Who’d have thought that the music industry would turn out to be a fickle place!? Within a few months from the end of ’91 to mid ’92, rave (or hardcore as it was now more commonly known) had gone from being the musical bogeyman peeking through the window and luring our youth away with the promise of ecstasy and LSD, to being invited to sit round the mainstream’s dinner table.
With the rise of popular Rave acts such as The Prodigy, Altern 8, and SL2 all making big dents in the UK music charts (at a time when they actually mattered), hardcore had become a big deal – and when something becomes a big deal, big business is never far away. Rave was the new buzzword all over the commercial airwaves, CD racks were packed with compilations, and licensed events were on the increase with events such as Fantazia and Universe attracting crowds of up to 25,000 – 30,000 people.
Rave’s new found popularity was not pleasing everyone however. ‘Plastic ravers’ (tourists riding the zeitgeist of popular culture) had jumped-on the bandwagon, and a string of so called ‘toytown’ records that sampled kids TV shows including Sesame Street and Trumpton were hitting the charts. Some were becoming worried that Hardcore was becoming gimmicky and watered down. One such critic of this babyfication was Strictly Underground Records founder Mark Ryder, who used his releases and makeshift adverts to take a clear swipe at such cheese.
Personally, I don’t mind ‘Sesame’s Treet’ or ‘Trip To Trumpton’. They were at least well-produced Rave tunes by genuine artists with honest intentions. What was far worse, were the opportunists looking for a slice of rave-pie with no roots or knowledge of the rave scene whatsoever… a case in point being this parody of crusty-rocker Rod Stewart’s ‘We Are Raving’, or this gaudy rave version of Tetris written by none other than Andrew cunty Lloyd Webber.
Ultimately though, it didn’t really matter. None of these tunes made it into the raves where the music was growing steadily harder and faster.
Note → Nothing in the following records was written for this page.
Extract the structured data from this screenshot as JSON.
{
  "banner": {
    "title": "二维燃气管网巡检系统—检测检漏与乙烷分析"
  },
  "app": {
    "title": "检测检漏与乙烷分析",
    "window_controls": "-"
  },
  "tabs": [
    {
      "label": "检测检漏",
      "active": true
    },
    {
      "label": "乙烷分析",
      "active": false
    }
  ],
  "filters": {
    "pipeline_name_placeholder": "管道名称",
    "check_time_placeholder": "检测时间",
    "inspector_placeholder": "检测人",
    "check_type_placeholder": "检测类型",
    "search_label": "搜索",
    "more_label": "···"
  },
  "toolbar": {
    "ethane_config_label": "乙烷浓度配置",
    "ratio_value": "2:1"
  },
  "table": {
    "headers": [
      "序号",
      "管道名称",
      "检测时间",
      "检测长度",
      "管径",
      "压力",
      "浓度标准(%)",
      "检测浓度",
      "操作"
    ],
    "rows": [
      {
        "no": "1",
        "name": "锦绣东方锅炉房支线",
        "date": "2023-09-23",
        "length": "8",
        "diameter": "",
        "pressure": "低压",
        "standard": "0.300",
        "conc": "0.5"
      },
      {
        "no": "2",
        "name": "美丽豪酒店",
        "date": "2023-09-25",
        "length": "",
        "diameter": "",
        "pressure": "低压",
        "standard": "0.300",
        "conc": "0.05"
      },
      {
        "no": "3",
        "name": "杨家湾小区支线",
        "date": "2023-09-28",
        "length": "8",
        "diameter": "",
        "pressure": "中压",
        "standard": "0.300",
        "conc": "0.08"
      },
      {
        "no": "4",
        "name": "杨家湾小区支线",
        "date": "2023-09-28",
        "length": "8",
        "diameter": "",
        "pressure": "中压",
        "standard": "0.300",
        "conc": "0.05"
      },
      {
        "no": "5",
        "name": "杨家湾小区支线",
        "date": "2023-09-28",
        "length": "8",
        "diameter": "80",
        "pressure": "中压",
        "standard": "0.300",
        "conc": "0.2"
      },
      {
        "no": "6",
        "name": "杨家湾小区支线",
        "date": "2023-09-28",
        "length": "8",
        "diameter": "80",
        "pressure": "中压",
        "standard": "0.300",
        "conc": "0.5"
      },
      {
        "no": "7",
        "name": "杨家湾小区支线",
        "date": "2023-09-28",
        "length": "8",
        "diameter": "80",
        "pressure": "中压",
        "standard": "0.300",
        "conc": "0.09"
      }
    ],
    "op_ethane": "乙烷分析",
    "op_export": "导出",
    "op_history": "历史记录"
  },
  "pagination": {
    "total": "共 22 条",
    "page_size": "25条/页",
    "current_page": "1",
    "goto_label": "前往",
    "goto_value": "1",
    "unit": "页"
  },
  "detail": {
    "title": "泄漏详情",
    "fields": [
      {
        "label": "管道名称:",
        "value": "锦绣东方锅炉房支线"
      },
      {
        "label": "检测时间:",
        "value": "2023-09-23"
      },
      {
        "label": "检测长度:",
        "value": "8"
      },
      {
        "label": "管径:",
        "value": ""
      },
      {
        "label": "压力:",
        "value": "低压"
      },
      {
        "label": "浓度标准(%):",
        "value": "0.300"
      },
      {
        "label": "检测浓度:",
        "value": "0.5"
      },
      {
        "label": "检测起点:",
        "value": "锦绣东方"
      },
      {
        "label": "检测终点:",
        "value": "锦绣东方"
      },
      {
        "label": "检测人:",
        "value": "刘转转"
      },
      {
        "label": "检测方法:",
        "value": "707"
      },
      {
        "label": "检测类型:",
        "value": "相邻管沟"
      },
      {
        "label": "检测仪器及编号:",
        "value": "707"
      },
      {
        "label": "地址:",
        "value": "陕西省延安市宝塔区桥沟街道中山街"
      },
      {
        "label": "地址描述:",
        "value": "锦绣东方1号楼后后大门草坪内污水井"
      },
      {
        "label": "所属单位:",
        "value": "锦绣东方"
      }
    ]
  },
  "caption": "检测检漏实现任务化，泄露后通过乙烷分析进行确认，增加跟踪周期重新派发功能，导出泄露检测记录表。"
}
Hardcore was becoming more sub-bass heavy, and the beats were moving away from the influence of European 4×4 techno towards the breaks of Funk and Hip Hop. Ibiza Records who were notorious for their Ragga and Dancehall influences, are the label credited with coining the term ‘Jungle Techno’ and clubs such as ‘Rage’, whose residents included Fabio and Grooverider began to cater solely for this rougher, more homegrown style of music.
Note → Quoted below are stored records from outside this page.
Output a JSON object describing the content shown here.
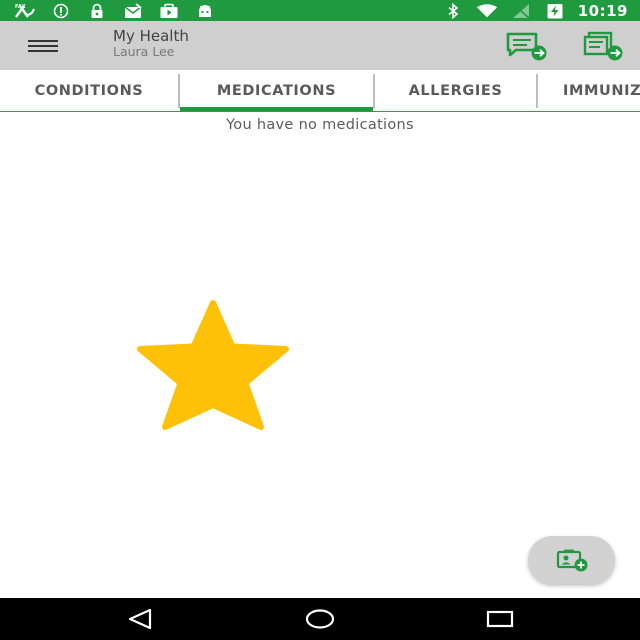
{
  "status_bar": {
    "time": "10:19",
    "background": "#1f9a3f",
    "left_icons": [
      "fax-icon",
      "info-icon",
      "lock-icon",
      "mail-icon",
      "play-store-icon",
      "android-debug-icon"
    ],
    "right_icons": [
      "bluetooth-icon",
      "wifi-icon",
      "signal-off-icon",
      "battery-charging-icon"
    ]
  },
  "app_bar": {
    "title": "My Health",
    "subtitle": "Laura Lee",
    "background": "#cfcfcf",
    "actions": [
      "send-message-icon",
      "send-record-icon"
    ]
  },
  "tabs": {
    "items": [
      {
        "label": "CONDITIONS"
      },
      {
        "label": "MEDICATIONS"
      },
      {
        "label": "ALLERGIES"
      },
      {
        "label": "IMMUNIZATIONS"
      }
    ],
    "selected": "MEDICATIONS",
    "accent": "#1f9a3f"
  },
  "content": {
    "empty_message": "You have no medications",
    "graphic": "star-icon",
    "graphic_color": "#ffc107"
  },
  "fab": {
    "icon": "add-record-icon"
  },
  "nav_bar": {
    "buttons": [
      "back-icon",
      "home-icon",
      "recents-icon"
    ]
  }
}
The mixes I’ve put together to represent late ’92 are a nod to the rougher, more ‘junglist’ end of the Hardcore spectrum. This is Hardcore Junglism for those who were seeking refuge from the more friendly, happier, and commercial side of rave.
Download “1992 Mix 1 (Hardcore Junglism)”Eazyflow - 1992 Mix 1.mp3 – Downloaded 954 times –
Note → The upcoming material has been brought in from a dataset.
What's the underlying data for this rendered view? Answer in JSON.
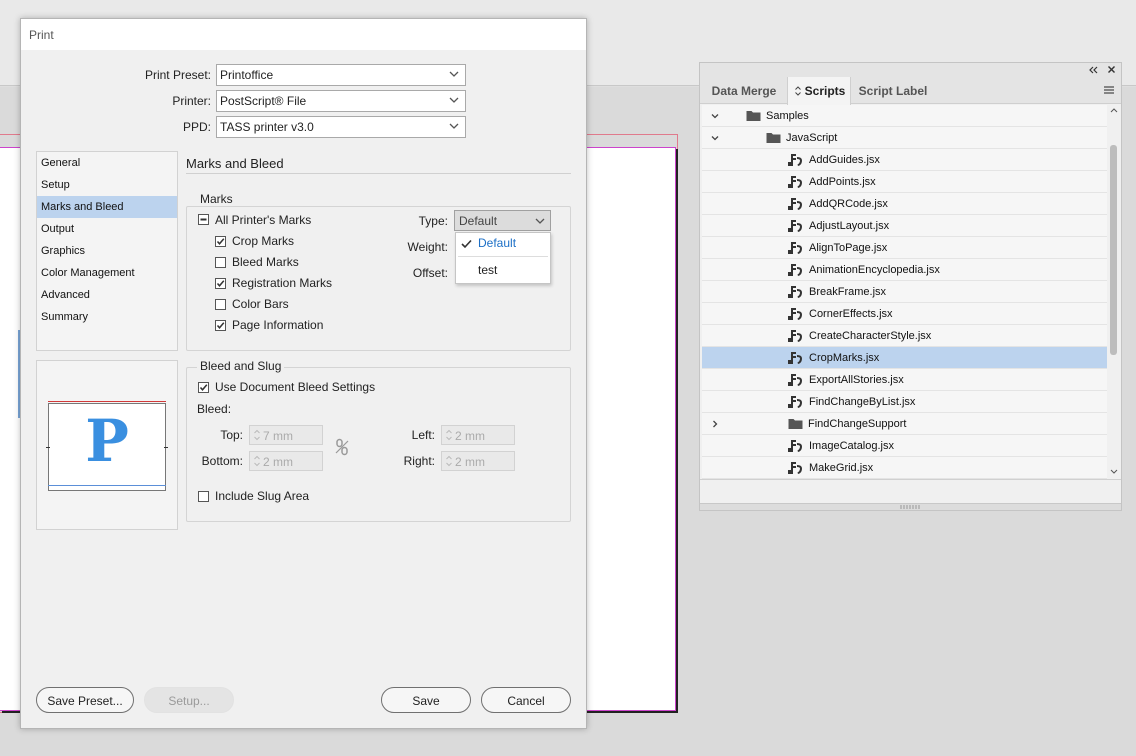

Download “1992 Mix 2”Eazyflow - 1992 Mix 2.mp3 – Downloaded 796 times – 150.94 MB
- After their 15 minutes of fame, Luna-C who was one third of the group responsible for the ‘Sesame’s Treet’ tune used his proceeds to start up his own record label. Kniteforce Records went on to become one of the most respected breakbeat Hardcore labels of the early 90’s. He’s also written a book called ‘How to Squander your potential’ which is all about the early 90’s rave scene, and is probably the most funny, honest and down to earth account I have read on the subject. It’s great, go and buy it.